Work task:
Scan the entries below for the word "Debug", then copy each line that holds it.

Data in this exercise:
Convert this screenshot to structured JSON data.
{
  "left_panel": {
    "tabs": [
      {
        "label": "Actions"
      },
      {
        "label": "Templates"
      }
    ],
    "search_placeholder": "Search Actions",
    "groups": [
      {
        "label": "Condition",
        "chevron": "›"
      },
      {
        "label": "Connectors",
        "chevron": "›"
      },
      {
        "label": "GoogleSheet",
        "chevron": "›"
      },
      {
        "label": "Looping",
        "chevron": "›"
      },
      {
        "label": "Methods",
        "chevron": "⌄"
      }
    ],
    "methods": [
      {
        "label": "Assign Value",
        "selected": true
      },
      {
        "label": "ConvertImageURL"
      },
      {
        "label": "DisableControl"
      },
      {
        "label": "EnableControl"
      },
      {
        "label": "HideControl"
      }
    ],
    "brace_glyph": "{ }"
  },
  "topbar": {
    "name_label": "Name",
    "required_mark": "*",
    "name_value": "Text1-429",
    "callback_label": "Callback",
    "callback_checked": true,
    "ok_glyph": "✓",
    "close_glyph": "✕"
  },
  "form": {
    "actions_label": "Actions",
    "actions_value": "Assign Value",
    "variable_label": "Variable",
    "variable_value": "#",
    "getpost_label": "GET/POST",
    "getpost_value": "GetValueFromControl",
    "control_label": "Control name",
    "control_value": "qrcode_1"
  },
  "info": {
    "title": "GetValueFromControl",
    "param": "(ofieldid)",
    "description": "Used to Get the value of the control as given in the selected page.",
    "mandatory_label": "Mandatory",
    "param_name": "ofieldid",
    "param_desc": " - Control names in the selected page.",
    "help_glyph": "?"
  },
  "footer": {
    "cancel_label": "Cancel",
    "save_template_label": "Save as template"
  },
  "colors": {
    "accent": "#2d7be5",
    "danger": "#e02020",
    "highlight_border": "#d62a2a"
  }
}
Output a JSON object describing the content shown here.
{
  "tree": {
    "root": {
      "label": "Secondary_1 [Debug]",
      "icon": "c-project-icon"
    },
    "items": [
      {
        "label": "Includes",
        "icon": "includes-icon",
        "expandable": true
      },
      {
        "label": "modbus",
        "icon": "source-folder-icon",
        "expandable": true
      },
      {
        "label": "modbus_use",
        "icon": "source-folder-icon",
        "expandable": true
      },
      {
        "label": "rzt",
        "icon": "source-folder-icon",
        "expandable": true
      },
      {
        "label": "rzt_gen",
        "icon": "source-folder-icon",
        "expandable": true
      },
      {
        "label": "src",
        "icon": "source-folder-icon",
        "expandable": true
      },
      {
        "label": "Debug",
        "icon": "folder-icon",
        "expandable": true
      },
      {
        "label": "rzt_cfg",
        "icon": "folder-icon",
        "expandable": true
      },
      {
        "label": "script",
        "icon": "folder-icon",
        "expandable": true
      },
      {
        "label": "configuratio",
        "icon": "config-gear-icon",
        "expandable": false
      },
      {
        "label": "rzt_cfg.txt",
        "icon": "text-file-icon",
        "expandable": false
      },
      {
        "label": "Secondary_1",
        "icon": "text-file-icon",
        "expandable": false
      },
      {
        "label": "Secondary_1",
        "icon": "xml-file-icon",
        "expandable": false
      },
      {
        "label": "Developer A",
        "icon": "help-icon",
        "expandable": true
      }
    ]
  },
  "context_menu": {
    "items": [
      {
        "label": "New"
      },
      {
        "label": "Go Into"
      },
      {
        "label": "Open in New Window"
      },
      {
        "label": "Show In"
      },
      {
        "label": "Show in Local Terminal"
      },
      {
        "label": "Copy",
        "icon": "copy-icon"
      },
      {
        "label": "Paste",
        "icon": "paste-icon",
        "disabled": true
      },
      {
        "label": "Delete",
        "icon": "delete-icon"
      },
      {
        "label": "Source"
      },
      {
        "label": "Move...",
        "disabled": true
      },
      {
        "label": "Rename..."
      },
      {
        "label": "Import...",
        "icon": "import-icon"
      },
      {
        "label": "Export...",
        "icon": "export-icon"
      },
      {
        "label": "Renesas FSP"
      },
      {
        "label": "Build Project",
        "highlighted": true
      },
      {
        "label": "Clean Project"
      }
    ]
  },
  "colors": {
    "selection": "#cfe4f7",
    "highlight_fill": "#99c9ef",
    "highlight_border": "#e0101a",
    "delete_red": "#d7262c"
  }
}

Solution:
      "label": "Secondary_1 [Debug]",
        "label": "Debug",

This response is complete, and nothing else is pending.